A lot of people are frustrated to find that, after spending many hours on Duolingo, classes, anime or whatever, they understand a lot but are still unable to have basic conversations with native speakers. If that's you, this article will help you diagnose what the reason is and also suggest what you can do in order to fix the issue.
Let's do a test: Stand up and walk once across your home and back. Imagine that you're meeting an old friend on the street. Say "Hey!! How are you? Long time no see! How have you been?" in your target language.
=> If this came out spontaneously and you are also able to use it spontaneously in real life situations, your issue is probably higher-level language. Solution: whenever you're unable to interact as you wish you could, write down (or make a quick voice note) the phrases you're missing and then study these and similar phrases once you're back home, ideally with a tutor who can also do situation practice with you.
=> If this came out spontaneously but you're unable to react like this in real life situations, your issue is probably inhibition. Look up general tips for shy people. Also, remind yourself that almost everyone is happy to hear that an English speaker is making an effort to learn their native language - in the case of less commonly studied languages like Chinese or Modern Greek, people are happy to hear even a "Hello! How are you?" - so you should make them happy as often as possible, even if you're not yet fully fluent.
If you had a lot of trouble saying these basic phrases, do another test: take pencil and paper and write down "It's such a nice day! What are you doing here?" in your target language. Then try to pronounce it naturally.

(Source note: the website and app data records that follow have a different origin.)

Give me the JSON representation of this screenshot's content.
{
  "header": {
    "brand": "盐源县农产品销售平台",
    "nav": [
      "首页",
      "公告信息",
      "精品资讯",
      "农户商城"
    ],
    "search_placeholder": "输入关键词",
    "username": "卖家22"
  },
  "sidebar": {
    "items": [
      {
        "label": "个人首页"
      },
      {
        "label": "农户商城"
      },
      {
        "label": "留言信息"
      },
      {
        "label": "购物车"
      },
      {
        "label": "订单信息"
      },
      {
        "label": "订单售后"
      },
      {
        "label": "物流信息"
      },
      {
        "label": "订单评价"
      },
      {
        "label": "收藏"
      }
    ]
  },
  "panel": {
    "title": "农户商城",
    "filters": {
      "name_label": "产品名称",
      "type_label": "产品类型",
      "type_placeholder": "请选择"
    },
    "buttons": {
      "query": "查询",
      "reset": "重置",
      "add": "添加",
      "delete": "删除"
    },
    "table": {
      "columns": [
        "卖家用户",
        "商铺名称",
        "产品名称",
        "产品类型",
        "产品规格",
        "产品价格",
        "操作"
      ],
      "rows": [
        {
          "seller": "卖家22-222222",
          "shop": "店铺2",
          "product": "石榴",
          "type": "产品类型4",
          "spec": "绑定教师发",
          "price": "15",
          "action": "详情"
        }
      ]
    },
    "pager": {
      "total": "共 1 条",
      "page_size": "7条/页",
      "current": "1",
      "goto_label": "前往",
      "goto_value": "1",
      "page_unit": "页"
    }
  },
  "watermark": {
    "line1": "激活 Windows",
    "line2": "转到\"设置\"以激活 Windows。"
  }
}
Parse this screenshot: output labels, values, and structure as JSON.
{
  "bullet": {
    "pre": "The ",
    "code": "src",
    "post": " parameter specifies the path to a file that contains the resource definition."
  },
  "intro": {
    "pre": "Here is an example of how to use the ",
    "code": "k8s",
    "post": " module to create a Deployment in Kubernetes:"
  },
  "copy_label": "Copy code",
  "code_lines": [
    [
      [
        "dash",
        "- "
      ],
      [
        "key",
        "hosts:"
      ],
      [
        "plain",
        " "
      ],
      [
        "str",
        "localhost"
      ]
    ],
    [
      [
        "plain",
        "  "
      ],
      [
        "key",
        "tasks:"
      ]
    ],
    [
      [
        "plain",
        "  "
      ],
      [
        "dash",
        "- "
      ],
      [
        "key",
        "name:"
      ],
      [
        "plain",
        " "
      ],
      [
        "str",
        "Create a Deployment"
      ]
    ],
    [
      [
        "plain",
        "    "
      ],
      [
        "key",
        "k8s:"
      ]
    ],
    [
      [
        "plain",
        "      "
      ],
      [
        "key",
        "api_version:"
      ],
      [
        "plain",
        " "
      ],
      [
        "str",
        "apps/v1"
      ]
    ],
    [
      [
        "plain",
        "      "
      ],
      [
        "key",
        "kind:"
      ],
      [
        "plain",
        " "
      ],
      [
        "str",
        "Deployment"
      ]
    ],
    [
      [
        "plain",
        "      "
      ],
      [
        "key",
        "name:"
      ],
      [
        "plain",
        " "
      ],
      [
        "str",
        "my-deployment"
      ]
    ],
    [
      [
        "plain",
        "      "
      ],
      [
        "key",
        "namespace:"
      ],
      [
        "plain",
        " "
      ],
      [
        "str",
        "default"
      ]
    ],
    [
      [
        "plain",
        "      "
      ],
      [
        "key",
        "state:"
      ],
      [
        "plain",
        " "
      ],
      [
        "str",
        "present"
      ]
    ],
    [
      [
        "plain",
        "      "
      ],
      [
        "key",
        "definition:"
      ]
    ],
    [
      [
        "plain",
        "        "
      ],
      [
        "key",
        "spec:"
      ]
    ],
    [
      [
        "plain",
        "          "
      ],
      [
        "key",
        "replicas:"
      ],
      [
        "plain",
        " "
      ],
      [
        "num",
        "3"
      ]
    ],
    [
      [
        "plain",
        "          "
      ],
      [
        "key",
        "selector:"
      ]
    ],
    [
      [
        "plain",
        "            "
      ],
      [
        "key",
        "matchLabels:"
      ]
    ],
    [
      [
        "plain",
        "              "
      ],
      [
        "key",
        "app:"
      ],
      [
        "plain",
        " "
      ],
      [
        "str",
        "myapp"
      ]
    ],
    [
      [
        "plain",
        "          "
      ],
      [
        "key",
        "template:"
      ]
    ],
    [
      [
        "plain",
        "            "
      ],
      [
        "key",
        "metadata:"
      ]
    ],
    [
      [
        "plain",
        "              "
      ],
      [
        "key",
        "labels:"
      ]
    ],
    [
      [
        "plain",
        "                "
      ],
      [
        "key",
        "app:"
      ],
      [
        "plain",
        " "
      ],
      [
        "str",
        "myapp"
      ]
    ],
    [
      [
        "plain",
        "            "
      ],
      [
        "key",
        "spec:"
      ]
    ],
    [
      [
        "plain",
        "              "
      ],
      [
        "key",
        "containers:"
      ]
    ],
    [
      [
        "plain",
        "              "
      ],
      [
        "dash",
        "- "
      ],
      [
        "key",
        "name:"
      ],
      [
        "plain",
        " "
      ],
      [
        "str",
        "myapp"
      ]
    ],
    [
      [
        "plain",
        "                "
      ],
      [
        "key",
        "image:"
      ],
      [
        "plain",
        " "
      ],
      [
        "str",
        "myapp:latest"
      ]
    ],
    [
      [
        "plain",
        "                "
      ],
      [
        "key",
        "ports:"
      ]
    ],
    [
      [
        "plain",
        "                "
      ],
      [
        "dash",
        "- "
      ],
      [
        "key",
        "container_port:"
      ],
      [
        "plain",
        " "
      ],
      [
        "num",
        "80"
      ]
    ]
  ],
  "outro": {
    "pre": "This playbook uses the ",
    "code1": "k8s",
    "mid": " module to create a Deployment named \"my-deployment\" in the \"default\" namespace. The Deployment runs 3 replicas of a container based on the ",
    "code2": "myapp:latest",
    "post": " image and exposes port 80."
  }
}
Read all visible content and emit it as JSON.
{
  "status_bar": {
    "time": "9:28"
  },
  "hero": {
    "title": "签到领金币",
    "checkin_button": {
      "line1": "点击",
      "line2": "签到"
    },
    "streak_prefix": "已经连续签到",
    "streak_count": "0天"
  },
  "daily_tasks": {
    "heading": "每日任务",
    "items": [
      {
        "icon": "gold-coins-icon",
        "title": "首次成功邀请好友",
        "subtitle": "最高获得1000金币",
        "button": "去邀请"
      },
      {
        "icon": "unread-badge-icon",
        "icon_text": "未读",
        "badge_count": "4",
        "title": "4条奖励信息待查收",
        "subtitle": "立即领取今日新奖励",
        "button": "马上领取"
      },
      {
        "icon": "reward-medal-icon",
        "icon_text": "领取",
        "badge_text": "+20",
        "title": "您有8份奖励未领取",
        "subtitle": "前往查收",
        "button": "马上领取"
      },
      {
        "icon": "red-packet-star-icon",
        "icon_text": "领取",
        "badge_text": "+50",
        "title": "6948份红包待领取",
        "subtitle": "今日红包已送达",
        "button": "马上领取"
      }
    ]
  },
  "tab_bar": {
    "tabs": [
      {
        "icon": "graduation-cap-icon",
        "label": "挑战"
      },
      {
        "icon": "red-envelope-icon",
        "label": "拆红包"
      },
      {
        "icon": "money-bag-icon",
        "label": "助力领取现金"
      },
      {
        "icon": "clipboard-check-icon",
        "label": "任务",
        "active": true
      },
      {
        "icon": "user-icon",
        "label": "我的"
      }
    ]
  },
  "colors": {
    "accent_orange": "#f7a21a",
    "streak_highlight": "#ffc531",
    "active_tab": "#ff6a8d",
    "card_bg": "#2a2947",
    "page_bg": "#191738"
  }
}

=> If you were able to write this without much deliberation and also pronounced it well, the problem is at the level of speaking practice. Your brain is not in the habit of calling up words in conversation and you may also not have enough chunks. Solution: book some lessons (e.g. through the "Find a Teacher" menu item) or language exchanges which will be 100% dedicated to conversation. Don't work with textbook dialogs but try to have natural conversations with your tutor. They will be slow and clumsy at the beginning but get much better after a few hours already, especially if you revisit the same topics. When not taking lessons, engage in self-talk or work out language islands.
=> If you were able to write this without much deliberation but the pronunciation was awkward, your tongue is not yet in the habit of producing the language. Every language has its own kind of tongue gymnastics. Even after you can do all the basic vowels and consonants, it still takes some practice to have the transitions come naturally to your tongue. Solution: whenever you see a word or phrase, say it out loud. Use audio-heavy materials (e.g. Michel Thomas, stories on this site's Reading Tool with accompanying audio, Youtube videos with matching target-language transcripts) and imitate the speaker as often as possible. Don't whisper, speak loudly and proudly. If you're finding it difficult to match the native speaker, take a tiny extract, slow it down to 80% speed or less, work until you can imitate that, then gradually speed it up to full speed.
=> If you hesitated a lot on the writing, the problem is vocabulary/phrases. You may even know a lot of vocabulary but not the right kind. Maybe you learned a list of words for animals or fruit but you haven't yet learned phrases like the above - a common problem when using apps rather than actual language courses. (It's much easier to produce an app that teaches you word lists rather than to produce a course that teaches you how to speak, hence almost all apps teach word lists and nothing else.) Change methods. Browse before you buy and look for a course that contains the kind of dialogs that you'd like to be able to engage in, for example Benny Lewis' "Language Hacking" language courses, Teach Yourself "Complete" language courses, Michel Thomas, Assimil "With ease" courses, my own "Systematic Approach" decks for Anki... Supplement with a tutor who can teach you me-language, that is, the kind of phrases and dialogs that are uniquely you, to talk about your hobbies, your situation and so on.
Speaking is not magic! But neither can you expect to magically develop speaking ability while only doing passive (listening or reading) activities. Read a lot when you want to develop the ability to read (and grow your vocabulary), listen a lot when you want to develop the ability to listen, speak a lot when you want to develop the ability to speak. Every muscle has to be trained separately, and this guide allows you to identify which of your speaking "muscles" is weakest. Good luck!